A new device that can reveal whether a tablet is counterfeit could become crucial in the fight against fake medicines, new research has revealed.
A study carried out at Kingston University in London compared paracetamol tablets made from real medicine with tablets formed from lactose.
The tablets were then tested by a new, portable device that quickly measures the hardness of a tablet. The fake tablets were harder than the tablet with the correct amount of paracetamol, and were more difficult to crush.
Counterfeit products can already be identified by existing tests carried out under laboratory conditions by trained personnel. However, the new hand-held hardness tester can be used anywhere, offering the potential to help officials easily identify illegally imported counterfeit medicines.
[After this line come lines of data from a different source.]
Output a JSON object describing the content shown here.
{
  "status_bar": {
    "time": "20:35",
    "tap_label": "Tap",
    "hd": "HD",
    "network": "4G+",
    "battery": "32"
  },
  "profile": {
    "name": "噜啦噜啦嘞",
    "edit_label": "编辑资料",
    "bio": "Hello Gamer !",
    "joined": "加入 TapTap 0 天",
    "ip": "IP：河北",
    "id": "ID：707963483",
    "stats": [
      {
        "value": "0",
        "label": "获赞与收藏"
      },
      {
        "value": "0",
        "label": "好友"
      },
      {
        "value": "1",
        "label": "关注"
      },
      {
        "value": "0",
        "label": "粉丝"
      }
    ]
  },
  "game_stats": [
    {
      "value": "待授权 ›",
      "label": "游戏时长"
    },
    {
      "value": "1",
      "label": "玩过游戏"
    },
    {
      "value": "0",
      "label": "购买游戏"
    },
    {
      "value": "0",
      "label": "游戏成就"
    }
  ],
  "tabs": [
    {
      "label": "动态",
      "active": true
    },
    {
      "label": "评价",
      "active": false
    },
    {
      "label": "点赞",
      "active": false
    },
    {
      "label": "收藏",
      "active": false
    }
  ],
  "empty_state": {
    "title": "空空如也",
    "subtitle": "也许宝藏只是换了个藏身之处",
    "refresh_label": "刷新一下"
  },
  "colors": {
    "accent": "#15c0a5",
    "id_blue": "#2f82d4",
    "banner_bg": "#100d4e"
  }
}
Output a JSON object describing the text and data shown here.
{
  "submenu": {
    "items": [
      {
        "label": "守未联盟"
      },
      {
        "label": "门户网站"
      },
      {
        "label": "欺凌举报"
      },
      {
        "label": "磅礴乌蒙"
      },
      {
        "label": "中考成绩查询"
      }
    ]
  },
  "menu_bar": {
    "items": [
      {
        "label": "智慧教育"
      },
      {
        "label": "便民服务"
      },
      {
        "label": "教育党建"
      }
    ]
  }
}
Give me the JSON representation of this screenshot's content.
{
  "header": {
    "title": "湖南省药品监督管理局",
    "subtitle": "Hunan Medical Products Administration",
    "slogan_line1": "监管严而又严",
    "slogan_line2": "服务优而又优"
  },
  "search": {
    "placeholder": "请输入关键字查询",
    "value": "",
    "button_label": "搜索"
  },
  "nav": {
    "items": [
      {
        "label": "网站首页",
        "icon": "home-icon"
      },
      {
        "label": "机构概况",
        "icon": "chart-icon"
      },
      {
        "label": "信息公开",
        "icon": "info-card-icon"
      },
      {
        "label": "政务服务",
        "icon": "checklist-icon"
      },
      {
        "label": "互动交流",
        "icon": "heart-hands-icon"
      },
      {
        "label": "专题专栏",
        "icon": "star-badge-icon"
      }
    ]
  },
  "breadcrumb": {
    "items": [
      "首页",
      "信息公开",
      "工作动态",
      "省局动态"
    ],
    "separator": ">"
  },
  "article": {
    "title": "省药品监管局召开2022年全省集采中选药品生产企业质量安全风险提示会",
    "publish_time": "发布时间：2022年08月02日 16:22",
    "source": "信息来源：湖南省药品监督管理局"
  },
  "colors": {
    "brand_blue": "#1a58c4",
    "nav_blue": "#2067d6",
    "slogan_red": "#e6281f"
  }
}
In the UK alone, a five-year investigation by the Medicines and Healthcare products Regulatory Agency led to the seizure of more than £1.5 million of counterfeit drugs.
The study findings, a joint effort by Kingston University pharmacy researcher Dr Reem Kayyali and Dr Tahir Nazir of biopharmaceutical firm Serentis, were presented to the British Pharmaceutical Conference in Manchester.
"Hardness and resistance to crushing provided an accurate way of detecting fake medicine, even with small differences in active ingredients," Dr Kayyali concluded.
"Is this a cost-effective device because counterfeiting is the most commom problem in developing countries as people are not financially strong to buy branded medicines? Hardness is not considered to be the only parameter for detecting counterfeiting of drugs" – Garima Talwar, New Delhi, India